    We’re rooting for you!

  4. http://rose says

    The only thing that Mom was told was that ‘it’ had been stillborn. She went to her grave thinking that I was here only living child, as she could not have any more children after my twin and I were born.

    I did contact Find My Family and after filling out the application and submmitting all of the paperwork, I have heard nothing back. Since it seems that they don’t do the actual searches, my search would be considered too difficult seeing as I don’t have any solid leads that they can use

  5. http://rose says

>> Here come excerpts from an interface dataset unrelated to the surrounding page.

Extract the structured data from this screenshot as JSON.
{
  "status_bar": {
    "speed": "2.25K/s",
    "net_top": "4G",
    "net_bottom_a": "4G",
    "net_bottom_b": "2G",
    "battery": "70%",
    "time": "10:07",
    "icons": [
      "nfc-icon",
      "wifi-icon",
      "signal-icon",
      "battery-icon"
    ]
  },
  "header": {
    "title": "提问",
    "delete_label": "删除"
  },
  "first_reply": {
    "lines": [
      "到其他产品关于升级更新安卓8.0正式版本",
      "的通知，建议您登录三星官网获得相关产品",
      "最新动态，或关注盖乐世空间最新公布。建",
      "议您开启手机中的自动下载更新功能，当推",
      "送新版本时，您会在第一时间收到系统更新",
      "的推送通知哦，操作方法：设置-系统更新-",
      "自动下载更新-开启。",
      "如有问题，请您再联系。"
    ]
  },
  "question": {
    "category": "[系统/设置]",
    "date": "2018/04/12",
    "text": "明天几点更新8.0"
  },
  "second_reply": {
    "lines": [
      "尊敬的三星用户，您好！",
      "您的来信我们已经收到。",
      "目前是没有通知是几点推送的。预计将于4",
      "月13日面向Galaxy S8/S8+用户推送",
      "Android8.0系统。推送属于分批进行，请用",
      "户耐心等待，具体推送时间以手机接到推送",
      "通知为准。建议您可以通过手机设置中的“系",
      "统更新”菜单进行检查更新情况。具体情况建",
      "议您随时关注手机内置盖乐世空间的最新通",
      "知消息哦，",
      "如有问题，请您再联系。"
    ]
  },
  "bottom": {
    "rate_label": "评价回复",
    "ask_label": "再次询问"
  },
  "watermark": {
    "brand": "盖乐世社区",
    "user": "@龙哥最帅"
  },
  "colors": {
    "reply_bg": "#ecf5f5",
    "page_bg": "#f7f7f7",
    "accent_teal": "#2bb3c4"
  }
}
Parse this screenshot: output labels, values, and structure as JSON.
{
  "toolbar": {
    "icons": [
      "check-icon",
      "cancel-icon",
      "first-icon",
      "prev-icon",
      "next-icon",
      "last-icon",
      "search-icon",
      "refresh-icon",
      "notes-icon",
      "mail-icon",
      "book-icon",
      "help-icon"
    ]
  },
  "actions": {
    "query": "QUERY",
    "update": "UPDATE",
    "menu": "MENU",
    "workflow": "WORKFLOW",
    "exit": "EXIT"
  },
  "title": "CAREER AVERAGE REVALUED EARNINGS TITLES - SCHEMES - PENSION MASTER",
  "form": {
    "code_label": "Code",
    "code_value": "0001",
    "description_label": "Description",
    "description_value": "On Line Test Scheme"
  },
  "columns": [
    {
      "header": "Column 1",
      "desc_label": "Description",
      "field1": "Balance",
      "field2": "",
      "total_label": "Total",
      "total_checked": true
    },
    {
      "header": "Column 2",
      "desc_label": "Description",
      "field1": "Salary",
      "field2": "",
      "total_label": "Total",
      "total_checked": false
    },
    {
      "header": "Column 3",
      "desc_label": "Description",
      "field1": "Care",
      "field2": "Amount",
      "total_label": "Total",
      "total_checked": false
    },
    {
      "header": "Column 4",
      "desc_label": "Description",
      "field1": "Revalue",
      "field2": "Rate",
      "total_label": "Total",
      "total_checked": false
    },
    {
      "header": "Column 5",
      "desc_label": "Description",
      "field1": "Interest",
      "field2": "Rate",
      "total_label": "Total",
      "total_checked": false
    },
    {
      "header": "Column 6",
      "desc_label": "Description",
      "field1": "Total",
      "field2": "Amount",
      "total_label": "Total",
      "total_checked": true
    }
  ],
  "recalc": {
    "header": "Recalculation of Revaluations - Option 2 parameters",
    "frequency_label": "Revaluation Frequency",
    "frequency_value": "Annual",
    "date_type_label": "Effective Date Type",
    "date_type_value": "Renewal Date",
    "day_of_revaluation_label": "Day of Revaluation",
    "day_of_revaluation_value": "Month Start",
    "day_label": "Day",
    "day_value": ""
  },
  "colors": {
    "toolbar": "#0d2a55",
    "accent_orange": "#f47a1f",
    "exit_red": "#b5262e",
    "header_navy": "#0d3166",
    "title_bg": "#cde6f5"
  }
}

    Thank you Cedar, for putting another perspective on it. I had not heard of Dead Babies Scam, before, but I have heard that this wasn’t the first time that the doctor did something like that. I would definitely call it black market, but too many times have been corrected by those who want to be ‘politically correct’ because no agency was invovled, and there is no evidedence that money changed hands, but the result is all the same: a baby was taken away from his mother and given to someone else with the mother’s consent or knowledge. It all adds up to the same thing

  6. Hi everyone, thanks for your comments, and thank you again Rose for letting me share your story.

    In retrospect I agree, I should have said “black market” instead of “gray market”, but either way it’s clear this was and is a crime against Rose, her twin, her mom and the rest of her family.

    UM (and others who have expressed this privately)–much as I wish Find My Family could help, I don’t think they’d take on a case like Rose’s. As she herself mentioned, she has already tried to solicit their help. And as I said in my previous blog about Find My Family, it appears that they, like state-based intermediaries, are only willing to take on cases where they have enough information to go on, where they know they can succeed. I also wonder if they are unwilling to take on cases like this due to potential legal liability. (I would love to see them prove me wrong, on both counts!) Rose has also asked the search angels who work on Find My Family’s cases (the search forum I mentioned in my previous entry) and none of them have thus far been able to help either, though they have done their best and continue to do so.

    I pray someone out there recognizes Rose’s story and can reunite her with her twin.

  7. http://Anonymous says

    I hope you find your brother someday. I have been battling the Commonwealth of PA (Lackawanna County) since 1990 for my information. Not only is it like Fort Knox, it is a very corrupt local government. Never Give Up!